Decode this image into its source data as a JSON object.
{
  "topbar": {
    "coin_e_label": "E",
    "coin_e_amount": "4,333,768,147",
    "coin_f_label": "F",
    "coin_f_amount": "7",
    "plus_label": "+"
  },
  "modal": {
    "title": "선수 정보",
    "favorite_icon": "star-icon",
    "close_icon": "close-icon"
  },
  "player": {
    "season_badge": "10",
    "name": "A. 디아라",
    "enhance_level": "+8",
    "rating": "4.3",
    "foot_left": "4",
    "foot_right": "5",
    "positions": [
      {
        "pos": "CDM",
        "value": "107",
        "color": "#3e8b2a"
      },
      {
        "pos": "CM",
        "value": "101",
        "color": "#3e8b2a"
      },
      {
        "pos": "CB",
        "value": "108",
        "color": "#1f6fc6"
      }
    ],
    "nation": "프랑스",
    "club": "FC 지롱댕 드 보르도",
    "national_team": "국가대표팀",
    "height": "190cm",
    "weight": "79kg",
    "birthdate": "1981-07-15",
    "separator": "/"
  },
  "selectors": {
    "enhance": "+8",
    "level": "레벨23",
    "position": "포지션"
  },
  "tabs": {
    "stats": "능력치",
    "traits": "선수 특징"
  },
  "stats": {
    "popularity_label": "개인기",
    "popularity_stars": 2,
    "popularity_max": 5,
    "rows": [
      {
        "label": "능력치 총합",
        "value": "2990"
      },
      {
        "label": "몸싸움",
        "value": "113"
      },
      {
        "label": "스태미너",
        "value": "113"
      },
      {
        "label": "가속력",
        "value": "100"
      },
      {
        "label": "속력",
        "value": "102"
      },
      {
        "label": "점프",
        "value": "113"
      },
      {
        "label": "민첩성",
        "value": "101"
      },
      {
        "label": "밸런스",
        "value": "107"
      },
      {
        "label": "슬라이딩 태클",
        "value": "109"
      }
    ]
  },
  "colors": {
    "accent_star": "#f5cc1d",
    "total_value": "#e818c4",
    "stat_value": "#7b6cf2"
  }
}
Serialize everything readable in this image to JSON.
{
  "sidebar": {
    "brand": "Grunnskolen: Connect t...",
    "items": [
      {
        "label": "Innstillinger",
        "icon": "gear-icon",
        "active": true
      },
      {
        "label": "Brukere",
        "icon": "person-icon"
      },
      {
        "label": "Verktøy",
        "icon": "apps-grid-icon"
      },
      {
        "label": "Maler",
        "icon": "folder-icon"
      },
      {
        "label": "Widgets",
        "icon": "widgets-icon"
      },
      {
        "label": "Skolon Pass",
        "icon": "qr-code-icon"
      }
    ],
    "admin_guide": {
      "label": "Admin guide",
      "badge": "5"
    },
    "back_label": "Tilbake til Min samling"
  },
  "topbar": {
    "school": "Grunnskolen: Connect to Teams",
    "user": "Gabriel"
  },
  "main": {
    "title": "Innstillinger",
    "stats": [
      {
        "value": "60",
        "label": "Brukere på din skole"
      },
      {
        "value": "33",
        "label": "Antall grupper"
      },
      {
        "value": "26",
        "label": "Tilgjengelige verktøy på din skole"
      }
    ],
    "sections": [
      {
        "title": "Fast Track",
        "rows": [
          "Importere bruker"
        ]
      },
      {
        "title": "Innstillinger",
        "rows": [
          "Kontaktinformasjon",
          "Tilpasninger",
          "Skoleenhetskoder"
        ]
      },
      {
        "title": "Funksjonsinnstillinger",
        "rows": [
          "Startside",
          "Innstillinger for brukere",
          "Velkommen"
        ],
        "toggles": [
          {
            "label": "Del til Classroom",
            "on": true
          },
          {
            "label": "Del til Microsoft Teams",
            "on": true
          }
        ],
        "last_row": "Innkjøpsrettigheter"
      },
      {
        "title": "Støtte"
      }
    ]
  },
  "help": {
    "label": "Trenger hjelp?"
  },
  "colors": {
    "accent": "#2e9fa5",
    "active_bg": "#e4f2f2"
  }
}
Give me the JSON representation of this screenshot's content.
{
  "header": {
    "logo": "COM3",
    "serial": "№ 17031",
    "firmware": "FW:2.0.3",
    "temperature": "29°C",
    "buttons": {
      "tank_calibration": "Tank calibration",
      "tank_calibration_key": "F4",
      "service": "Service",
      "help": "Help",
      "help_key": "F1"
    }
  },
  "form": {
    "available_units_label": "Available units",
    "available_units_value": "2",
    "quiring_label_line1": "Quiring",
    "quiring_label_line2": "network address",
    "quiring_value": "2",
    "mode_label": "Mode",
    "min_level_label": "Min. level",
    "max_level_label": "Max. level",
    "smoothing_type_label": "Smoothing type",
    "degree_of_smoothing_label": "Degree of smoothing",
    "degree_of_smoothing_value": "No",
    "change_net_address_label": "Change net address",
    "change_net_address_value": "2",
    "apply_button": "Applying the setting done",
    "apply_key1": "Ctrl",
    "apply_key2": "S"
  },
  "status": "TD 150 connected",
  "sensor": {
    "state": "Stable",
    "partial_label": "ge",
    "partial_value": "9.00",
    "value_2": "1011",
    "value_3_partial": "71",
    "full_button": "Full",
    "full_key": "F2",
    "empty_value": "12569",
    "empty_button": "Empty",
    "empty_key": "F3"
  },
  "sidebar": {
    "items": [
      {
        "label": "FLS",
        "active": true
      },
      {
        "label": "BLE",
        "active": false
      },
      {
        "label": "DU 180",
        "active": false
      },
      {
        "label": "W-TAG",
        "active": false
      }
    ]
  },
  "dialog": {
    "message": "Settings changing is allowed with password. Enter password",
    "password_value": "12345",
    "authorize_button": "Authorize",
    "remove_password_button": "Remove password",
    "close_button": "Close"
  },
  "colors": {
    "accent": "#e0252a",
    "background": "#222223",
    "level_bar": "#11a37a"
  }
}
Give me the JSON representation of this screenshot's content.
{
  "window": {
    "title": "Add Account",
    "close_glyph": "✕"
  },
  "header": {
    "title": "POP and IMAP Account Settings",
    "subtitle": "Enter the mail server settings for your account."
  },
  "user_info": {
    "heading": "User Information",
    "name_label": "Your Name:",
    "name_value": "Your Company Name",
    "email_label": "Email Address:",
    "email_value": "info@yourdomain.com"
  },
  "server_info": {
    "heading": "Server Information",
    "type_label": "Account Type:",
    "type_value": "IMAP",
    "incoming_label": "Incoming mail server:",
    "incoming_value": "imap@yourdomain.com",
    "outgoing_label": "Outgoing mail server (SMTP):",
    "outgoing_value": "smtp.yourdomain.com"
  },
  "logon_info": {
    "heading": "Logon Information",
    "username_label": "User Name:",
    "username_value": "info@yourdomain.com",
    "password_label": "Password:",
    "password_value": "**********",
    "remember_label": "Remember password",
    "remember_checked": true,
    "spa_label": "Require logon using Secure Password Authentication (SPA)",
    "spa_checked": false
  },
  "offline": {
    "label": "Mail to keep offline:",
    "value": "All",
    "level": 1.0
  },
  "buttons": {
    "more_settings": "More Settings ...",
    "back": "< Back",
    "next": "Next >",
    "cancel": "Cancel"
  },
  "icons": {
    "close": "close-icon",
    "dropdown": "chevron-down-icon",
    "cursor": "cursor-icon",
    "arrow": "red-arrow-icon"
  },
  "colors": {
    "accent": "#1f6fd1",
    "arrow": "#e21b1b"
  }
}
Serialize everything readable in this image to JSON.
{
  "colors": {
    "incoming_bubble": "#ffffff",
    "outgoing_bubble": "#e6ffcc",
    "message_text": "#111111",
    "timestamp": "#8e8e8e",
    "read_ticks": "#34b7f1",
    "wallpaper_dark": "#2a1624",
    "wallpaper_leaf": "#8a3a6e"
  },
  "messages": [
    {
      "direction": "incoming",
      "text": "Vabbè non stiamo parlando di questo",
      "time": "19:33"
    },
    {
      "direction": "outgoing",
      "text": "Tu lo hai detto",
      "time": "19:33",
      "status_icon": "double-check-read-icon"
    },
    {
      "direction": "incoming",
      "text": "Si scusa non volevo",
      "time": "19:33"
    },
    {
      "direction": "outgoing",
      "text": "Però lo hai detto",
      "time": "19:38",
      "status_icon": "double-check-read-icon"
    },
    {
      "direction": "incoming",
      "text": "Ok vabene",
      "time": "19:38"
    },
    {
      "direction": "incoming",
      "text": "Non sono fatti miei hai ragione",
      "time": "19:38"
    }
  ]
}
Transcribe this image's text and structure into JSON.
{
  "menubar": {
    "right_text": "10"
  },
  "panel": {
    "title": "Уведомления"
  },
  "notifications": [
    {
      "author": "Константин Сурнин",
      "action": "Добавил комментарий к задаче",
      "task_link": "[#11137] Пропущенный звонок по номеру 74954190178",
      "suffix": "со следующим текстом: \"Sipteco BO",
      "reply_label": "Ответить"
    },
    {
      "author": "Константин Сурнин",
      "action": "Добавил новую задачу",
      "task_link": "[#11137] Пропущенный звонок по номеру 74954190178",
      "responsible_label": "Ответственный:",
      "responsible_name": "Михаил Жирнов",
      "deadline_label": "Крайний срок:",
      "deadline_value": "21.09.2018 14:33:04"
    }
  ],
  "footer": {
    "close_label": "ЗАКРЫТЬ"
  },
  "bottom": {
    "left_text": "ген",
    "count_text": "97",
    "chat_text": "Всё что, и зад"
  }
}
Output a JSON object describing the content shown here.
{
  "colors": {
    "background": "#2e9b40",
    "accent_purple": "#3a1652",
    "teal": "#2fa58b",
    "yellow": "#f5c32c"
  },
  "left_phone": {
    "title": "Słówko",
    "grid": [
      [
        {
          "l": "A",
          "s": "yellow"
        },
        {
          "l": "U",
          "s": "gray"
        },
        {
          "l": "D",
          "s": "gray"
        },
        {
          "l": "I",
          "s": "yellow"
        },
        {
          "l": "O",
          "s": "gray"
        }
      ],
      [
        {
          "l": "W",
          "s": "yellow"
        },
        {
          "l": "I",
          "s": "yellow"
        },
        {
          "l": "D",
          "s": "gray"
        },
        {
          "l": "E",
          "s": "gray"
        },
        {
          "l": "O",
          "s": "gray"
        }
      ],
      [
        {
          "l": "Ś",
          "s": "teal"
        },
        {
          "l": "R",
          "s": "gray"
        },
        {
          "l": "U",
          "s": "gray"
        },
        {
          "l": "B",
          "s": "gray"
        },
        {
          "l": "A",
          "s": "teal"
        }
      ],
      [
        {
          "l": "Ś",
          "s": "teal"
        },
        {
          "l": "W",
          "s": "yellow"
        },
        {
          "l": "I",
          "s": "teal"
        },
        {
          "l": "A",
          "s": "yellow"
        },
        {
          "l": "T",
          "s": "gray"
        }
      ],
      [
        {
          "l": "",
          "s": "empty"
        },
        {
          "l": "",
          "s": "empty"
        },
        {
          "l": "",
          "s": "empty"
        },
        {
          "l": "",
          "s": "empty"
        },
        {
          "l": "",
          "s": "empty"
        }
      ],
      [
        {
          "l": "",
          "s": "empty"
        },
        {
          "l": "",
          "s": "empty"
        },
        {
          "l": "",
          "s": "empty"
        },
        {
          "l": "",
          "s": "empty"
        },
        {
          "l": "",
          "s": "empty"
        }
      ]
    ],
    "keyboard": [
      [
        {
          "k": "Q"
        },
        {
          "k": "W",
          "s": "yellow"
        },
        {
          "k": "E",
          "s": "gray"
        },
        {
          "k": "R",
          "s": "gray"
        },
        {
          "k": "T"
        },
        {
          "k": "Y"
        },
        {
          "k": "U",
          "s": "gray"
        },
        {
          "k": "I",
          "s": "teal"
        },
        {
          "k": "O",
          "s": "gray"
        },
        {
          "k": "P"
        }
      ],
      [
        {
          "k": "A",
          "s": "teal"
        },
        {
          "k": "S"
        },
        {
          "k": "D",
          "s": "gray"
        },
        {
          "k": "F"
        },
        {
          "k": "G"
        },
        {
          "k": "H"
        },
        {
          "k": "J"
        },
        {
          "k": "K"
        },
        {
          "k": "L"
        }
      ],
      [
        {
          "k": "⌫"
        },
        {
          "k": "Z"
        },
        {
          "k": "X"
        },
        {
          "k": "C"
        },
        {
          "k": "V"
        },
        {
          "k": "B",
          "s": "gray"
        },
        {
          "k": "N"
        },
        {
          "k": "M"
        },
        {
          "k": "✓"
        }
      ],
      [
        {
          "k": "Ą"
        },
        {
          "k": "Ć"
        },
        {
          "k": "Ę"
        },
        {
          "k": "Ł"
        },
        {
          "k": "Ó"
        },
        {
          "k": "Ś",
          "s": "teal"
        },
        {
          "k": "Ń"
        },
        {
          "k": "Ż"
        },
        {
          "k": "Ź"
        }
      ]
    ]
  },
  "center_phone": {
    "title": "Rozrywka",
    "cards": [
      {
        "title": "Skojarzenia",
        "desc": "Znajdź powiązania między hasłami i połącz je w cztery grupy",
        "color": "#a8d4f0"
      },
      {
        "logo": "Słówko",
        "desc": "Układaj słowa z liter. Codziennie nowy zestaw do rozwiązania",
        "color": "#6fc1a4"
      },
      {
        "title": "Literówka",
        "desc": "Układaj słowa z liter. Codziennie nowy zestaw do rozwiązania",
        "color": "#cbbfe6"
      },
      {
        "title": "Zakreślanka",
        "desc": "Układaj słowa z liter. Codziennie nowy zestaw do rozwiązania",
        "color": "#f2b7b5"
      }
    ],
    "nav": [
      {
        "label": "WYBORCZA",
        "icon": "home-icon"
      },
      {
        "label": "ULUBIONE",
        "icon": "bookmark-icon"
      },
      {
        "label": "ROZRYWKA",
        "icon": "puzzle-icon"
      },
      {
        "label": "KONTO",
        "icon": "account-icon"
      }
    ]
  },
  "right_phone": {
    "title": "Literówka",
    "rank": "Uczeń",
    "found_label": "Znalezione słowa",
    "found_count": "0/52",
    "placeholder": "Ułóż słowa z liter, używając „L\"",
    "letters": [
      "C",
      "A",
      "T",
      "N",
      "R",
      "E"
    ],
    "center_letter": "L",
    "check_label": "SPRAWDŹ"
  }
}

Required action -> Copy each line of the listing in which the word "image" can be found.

Answer to the problem ->
Decode this image into its source data as a JSON object.
Serialize everything readable in this image to JSON.
Serialize everything readable in this image to JSON.
Transcribe this image's text and structure into JSON.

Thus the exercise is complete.